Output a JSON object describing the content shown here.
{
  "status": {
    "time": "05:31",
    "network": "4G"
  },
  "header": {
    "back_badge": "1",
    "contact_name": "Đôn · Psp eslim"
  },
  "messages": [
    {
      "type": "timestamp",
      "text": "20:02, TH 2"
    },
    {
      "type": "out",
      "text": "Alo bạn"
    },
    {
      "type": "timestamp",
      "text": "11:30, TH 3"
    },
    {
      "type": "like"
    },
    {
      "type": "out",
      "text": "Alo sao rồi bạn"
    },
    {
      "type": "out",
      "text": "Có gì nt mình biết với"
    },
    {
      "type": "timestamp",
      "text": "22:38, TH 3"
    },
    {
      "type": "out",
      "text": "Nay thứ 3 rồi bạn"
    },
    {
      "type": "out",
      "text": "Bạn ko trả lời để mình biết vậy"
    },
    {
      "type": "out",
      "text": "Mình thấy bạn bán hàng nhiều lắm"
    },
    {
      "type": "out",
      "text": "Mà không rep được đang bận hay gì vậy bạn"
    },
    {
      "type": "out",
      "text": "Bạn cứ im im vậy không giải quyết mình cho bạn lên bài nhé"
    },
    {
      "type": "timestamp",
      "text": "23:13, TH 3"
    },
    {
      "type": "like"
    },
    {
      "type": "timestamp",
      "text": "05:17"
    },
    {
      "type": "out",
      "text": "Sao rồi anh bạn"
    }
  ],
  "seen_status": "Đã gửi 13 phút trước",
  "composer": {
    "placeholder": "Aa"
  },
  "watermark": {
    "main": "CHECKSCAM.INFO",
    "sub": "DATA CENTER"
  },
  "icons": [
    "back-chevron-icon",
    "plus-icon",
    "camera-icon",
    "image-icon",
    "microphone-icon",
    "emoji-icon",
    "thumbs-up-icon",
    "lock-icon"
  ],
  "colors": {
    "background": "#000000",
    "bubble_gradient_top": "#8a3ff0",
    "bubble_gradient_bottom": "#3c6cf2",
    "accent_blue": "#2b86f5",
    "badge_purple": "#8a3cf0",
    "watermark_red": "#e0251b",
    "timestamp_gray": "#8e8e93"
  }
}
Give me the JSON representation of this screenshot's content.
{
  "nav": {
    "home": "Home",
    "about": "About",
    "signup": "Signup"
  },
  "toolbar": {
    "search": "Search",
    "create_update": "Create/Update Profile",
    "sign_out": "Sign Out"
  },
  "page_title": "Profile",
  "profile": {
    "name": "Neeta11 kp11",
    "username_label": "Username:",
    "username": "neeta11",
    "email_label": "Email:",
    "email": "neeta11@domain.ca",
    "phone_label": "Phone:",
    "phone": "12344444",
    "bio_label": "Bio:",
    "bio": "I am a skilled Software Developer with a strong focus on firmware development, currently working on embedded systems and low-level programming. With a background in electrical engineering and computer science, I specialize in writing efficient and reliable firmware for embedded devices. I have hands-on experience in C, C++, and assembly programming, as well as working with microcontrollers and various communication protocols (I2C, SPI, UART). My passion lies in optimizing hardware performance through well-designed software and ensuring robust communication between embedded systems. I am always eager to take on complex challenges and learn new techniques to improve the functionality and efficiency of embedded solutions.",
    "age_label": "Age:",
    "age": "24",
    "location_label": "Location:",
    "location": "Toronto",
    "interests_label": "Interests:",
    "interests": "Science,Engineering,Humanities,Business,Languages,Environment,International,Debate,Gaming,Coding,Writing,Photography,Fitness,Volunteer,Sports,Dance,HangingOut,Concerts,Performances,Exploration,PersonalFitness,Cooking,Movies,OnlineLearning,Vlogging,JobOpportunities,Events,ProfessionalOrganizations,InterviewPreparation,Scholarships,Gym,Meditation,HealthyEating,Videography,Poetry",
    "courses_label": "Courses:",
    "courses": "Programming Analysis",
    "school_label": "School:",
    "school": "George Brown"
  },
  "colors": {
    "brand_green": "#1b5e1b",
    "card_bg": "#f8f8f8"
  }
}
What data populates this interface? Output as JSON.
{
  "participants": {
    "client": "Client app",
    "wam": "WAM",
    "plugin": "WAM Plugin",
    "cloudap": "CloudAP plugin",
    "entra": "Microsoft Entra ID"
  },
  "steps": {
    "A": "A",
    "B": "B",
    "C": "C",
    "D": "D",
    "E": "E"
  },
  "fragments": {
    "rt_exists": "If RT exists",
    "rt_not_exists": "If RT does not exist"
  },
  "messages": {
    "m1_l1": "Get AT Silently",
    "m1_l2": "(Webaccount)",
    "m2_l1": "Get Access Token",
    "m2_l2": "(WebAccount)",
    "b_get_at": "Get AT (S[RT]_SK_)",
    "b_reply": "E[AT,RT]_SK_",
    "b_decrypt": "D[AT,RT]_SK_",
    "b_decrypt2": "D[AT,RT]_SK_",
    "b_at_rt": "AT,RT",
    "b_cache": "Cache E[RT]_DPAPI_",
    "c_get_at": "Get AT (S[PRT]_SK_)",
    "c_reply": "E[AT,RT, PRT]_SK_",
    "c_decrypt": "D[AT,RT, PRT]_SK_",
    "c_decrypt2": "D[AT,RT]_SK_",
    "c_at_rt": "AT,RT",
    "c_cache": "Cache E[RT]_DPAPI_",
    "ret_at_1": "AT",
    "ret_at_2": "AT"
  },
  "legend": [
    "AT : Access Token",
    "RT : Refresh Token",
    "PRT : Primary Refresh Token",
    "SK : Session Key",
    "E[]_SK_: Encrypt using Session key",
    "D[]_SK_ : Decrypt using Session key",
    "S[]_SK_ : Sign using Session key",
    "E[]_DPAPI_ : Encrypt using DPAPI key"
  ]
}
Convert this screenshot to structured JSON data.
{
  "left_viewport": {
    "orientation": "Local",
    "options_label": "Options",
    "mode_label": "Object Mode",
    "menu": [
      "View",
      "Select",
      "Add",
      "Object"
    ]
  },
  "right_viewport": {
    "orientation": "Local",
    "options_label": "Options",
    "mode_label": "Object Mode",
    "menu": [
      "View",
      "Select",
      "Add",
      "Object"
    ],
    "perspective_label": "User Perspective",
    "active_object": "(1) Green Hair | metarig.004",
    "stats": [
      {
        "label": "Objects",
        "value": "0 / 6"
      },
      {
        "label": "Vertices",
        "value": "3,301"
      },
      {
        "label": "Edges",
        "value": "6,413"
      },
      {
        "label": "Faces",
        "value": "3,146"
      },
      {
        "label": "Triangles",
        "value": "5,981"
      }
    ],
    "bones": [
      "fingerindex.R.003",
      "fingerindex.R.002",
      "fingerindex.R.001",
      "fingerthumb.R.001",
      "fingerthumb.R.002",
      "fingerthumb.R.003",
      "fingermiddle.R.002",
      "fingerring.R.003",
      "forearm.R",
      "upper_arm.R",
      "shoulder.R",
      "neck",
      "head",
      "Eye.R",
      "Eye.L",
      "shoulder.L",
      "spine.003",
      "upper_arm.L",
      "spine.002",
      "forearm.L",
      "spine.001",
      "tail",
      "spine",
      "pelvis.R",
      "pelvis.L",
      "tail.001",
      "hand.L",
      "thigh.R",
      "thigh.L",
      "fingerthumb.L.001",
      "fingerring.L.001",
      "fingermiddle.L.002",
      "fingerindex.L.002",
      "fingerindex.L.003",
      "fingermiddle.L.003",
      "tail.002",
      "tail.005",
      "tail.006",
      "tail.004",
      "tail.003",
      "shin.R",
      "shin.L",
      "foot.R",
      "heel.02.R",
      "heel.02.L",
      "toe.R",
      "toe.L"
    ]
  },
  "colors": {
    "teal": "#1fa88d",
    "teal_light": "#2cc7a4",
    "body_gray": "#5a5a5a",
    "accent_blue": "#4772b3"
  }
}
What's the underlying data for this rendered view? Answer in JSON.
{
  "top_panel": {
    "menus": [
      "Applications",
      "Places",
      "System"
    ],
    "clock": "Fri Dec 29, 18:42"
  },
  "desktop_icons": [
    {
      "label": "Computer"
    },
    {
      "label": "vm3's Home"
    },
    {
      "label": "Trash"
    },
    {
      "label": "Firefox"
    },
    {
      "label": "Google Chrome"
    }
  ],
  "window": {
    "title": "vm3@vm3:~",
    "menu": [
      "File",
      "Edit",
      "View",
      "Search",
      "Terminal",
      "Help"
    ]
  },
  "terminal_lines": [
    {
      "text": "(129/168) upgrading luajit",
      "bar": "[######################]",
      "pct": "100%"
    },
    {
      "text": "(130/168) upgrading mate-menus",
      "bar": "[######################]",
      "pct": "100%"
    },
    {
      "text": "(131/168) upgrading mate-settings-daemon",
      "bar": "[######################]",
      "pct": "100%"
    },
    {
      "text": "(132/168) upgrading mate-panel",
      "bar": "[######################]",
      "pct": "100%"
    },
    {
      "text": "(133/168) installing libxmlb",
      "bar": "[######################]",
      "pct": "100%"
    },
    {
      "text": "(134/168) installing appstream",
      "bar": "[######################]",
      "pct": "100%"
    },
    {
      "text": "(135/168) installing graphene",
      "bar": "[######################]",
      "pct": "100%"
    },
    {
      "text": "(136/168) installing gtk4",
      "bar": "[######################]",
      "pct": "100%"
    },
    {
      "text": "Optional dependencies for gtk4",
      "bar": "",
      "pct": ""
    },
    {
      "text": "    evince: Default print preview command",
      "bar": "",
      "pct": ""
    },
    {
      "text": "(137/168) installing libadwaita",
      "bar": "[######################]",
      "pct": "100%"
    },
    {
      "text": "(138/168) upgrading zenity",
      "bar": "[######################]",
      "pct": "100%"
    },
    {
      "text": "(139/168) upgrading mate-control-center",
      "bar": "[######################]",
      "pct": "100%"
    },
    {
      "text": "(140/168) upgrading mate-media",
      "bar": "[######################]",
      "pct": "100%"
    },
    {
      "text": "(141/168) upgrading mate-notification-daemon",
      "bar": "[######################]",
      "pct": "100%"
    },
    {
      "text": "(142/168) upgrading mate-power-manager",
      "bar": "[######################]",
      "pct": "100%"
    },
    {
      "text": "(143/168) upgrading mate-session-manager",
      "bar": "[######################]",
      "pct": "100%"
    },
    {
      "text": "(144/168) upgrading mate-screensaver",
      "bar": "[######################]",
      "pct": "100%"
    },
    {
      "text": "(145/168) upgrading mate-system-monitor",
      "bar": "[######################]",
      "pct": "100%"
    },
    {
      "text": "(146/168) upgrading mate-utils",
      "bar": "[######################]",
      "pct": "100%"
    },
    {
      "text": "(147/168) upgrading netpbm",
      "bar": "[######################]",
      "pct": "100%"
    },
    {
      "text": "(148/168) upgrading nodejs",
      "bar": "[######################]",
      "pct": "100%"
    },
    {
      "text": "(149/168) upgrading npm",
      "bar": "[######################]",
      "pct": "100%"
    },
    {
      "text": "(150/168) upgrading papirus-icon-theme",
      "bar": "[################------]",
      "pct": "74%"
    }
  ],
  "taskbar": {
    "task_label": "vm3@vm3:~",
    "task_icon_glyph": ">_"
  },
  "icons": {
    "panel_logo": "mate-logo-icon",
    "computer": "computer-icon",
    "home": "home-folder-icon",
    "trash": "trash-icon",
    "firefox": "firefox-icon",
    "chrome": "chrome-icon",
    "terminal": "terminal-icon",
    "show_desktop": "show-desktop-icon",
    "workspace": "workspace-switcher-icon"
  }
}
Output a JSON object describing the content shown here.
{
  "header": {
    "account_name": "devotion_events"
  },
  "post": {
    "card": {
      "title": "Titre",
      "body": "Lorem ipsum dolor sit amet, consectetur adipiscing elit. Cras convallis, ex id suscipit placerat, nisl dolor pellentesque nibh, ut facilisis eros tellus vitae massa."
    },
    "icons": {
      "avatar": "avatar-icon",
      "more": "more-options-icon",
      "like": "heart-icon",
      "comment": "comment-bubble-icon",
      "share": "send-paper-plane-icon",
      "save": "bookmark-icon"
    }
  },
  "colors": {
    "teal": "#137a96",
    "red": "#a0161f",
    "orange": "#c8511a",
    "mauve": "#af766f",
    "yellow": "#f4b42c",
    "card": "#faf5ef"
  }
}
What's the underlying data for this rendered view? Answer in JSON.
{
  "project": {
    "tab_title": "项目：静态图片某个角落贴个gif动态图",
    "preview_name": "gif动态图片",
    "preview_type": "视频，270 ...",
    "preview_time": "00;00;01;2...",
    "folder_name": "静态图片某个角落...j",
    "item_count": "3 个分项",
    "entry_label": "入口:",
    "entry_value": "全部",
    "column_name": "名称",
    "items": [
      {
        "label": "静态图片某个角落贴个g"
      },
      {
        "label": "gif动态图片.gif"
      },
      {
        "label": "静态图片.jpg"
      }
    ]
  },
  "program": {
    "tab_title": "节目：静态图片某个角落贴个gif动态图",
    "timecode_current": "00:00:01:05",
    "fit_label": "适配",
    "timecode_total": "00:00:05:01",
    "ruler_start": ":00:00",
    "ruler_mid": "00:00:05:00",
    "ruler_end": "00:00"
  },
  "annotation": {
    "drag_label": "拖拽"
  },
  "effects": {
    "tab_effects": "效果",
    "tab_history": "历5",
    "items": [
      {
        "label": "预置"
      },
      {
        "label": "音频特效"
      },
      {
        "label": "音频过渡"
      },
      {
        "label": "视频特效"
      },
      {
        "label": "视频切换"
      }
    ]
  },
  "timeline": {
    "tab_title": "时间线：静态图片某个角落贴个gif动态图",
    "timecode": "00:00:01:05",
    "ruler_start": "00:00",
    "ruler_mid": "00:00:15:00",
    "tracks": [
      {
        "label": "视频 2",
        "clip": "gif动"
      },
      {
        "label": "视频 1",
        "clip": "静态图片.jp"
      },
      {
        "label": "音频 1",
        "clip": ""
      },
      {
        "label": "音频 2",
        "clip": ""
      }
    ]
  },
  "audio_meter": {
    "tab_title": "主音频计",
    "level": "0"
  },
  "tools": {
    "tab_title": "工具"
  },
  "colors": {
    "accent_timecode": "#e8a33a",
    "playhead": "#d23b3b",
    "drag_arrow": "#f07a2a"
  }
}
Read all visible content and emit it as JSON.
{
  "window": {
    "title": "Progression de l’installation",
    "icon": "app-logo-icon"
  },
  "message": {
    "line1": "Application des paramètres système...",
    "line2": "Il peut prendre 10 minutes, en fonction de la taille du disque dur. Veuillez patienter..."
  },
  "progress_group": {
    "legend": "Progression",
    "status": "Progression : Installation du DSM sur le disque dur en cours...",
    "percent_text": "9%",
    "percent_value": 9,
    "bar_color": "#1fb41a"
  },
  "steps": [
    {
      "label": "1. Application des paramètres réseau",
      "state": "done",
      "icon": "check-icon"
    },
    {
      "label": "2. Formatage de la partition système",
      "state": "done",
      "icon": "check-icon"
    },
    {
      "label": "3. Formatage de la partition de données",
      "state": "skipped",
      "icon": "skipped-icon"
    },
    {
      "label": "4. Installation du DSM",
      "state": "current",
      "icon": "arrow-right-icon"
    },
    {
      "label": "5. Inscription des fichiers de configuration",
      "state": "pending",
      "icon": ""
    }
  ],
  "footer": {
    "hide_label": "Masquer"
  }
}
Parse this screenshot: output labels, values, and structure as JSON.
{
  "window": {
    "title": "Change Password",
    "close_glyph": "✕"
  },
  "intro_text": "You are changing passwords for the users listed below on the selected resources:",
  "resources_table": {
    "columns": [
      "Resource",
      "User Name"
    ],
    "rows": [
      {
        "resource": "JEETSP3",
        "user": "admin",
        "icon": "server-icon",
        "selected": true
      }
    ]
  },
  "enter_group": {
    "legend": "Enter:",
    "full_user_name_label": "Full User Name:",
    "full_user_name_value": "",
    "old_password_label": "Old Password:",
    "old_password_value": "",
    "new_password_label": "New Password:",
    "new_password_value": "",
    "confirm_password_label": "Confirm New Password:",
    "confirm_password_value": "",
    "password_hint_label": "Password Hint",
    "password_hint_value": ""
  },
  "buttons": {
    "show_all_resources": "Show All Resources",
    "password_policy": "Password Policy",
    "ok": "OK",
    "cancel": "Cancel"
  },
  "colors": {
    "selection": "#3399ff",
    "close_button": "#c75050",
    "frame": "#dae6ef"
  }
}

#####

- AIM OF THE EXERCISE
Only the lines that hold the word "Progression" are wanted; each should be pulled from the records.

- ANSWER TO THIS EXERCISE
    "title": "Progression de l’installation",
    "legend": "Progression",
    "status": "Progression : Installation du DSM sur le disque dur en cours...",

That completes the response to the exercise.